That’s what I love about games like this. You are completely free to interpret them in the way you want to. That’s what makes this game art—it evokes different responses, and means something different, to each individual. The soundtrack, the art design, all contribute to making The Path a truly beautiful game. 

My only complaint might be that this game is far too slow. I understand that it is a stop-and-smell-the-flowers kind of game, where you are supposed to take in all the sights and explore everything, but the walking speed is much slower than it needs to be, and frustrated me. You can run, but I stopped running early on because I realized that it actually makes things worse. The camera lifts up and gives an overhead view, with your character at the top of the screen, making it impossible to see what’s in front of you, and it gets much darker on top of that. Also, the coin flowers that you are supposed to collect (there are 144 of them, for symbolic reasons that won’t really make sense unless you read the developer’s blog) disappear when you begin running. So the game basically encourages you to walk the whole time. I’d rather you be able to run, without the negative side-effects.

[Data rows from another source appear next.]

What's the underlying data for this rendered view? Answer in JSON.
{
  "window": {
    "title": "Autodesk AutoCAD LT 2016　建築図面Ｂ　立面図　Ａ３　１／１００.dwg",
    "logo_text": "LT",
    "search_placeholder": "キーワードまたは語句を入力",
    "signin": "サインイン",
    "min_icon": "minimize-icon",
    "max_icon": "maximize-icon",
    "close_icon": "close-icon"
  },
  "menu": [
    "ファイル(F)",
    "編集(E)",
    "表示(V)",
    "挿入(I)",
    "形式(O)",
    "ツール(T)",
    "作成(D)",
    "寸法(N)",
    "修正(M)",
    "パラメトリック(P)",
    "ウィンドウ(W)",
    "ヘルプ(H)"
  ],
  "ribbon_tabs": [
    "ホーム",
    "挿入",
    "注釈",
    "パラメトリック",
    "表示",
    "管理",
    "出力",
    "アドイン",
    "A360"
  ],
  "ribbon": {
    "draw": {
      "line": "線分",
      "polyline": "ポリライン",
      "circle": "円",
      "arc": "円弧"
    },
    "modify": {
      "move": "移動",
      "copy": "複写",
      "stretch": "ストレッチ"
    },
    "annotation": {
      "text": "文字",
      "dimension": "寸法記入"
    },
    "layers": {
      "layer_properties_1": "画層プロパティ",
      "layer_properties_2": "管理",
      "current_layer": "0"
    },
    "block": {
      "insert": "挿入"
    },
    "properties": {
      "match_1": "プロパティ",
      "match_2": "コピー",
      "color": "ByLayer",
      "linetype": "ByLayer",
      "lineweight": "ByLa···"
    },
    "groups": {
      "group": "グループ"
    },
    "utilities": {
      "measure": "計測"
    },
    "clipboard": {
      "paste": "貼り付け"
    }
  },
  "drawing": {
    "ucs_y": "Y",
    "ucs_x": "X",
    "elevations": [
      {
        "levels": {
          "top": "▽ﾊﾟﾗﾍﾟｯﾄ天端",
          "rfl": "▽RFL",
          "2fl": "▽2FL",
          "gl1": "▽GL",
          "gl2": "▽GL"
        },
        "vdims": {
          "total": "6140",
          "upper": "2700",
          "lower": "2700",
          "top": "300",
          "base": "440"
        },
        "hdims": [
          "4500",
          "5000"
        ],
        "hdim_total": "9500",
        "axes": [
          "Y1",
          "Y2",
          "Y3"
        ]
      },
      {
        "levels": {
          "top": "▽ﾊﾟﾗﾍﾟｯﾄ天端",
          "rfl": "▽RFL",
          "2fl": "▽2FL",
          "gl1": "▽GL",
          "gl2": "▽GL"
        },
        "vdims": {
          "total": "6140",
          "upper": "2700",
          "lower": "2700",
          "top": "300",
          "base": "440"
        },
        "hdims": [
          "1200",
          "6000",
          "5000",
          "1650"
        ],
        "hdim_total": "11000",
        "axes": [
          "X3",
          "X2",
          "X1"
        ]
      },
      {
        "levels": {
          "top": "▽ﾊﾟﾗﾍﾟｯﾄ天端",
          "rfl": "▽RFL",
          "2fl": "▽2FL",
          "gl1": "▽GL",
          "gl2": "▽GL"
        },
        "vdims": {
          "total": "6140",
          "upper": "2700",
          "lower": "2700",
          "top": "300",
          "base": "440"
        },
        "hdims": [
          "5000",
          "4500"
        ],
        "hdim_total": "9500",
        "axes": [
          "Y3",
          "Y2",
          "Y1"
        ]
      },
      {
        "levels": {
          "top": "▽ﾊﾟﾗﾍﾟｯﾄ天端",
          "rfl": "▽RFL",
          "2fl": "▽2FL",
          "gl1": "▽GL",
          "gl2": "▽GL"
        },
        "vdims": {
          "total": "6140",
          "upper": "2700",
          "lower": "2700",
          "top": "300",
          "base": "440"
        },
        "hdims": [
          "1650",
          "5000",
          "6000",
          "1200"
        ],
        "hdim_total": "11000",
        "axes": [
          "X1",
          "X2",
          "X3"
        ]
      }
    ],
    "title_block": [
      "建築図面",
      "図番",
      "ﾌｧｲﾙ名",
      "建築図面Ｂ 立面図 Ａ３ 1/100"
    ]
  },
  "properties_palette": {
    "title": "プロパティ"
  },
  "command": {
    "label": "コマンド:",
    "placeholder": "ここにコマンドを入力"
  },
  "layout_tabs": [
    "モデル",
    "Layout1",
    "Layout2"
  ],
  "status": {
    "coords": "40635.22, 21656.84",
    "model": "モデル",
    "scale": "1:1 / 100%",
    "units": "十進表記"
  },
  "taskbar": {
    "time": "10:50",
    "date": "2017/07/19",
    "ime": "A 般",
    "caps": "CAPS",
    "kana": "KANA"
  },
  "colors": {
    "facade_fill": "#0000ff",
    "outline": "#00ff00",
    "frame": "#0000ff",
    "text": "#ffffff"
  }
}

This game divided people into two camps: the more hardcore gamers who criticized it for not even really being a game, and the more casual ones who loved everything about it. But what’s important is that more games like this need to be made, or the video game industry will never evolve. We have enough Call of Duty’s; we need more games like this that push intellectual boundaries and actually stimulate us, the way literature and cinema have for decades. This is as “art game” as it gets, and I loved it. If you open your mind and give it a chance, I think you will too.